FORT STEWART, Georgia- U.S. Army Lt. Gen. (retired) William G. Webster, Coastal Georgia Military Affairs Coalition representative, PJ Waldrop, state director of Senator David Perdue’s office, and Sam Tostensen, field representative from Senator Perdue’s office, toured the rail load operations and received a briefing on a proposed plan for the rail marshalling area at Fort Stewart, Georgia, March 5.
Command Sergeants Major Rebecca N. Myers, Fort Stewart Garrison’s senior enlisted leader, and Yetta J. Stewart, senior enlisted advisor, Army Field Support Battalion at Fort Stewart, and other Fort Stewart/Hunter Army Airfield representatives led the tour and briefed the distinguished guests on the RMA’s functions and how efficiencies in operations can be increased at the RMA.
Richard Rayman, unit movement coordinator at the RMA, said a unit’s Soldiers load armored vehicles and tanks onto the rail line at the RMA for deployments, while RMA civilians assist with the process. Rayman also said that currently the RMA can handle a brigade combat team’s full line of equipment at a time.
Thousands of pieces of equipment, such as M1 Abrams tanks, M2 Bradley Fighting Vehicles, M109 Paladin Howitzers, Joint Light Tactical Vehicles, and High Mobility Multipurpose Wheeled Vehicles are secured with chains to the rail line by Soldiers and then inspected by the RMA’s civilians, so the equipment can be shipped by train.
“The rail marshalling area plays a pivotal role in our various deployments,” said Stewart.

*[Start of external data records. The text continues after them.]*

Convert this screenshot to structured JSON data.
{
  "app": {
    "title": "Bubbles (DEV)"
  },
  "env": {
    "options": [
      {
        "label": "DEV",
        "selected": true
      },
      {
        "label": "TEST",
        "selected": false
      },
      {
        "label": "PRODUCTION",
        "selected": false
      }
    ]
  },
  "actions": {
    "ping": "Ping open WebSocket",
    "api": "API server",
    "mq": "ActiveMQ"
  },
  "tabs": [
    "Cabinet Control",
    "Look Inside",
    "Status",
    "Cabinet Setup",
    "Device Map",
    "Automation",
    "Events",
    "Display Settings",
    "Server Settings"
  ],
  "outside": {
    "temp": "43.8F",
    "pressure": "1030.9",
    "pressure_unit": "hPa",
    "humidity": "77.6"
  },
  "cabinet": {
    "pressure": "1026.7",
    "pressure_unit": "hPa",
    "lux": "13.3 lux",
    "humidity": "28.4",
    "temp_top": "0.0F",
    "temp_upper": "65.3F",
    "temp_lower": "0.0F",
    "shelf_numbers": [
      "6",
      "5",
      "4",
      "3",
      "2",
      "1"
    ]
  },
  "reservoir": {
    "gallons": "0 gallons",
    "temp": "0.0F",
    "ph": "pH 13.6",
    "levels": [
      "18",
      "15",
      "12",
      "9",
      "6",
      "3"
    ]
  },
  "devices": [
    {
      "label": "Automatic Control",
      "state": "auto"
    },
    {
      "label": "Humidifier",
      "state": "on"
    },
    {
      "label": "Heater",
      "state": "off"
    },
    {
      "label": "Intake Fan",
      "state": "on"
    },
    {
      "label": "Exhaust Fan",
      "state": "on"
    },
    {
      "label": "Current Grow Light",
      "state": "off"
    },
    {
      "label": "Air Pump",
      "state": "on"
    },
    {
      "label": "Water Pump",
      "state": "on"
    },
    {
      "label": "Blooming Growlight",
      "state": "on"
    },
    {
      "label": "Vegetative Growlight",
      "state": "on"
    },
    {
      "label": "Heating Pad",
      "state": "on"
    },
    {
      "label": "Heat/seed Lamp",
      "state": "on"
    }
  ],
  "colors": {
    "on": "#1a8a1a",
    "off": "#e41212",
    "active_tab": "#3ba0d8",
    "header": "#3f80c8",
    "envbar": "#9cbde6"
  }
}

To increase efficiency and capacity, Rayman said in addition to the rail line, a plan is in place to conduct wheeled convoy operations through the wheel marshalling area, which will be co-located at RMA. There are also plans for new rail spurs to be added to the RMA in order to increase loading and unloading capacity. To reduce future costs, the container handling facility will buy new containers instead of relying on leased containers.
“The whole project will cost $39 million and will take seven to nine years to see its full completion,” said Rayman.
According to the briefing points presented to the visiting dignitaries, the improvements to the RMA are necessary for meeting the demands to rapidly push out military equipment to meet combat power needs at far-away locations while easing the pressure on Soldiers.
“These additions will cut down the time it takes to deploy in half,” said Stewart. “That will mean Soldiers can spend more time with their Families, rather than spending so much time and effort here at RMA.”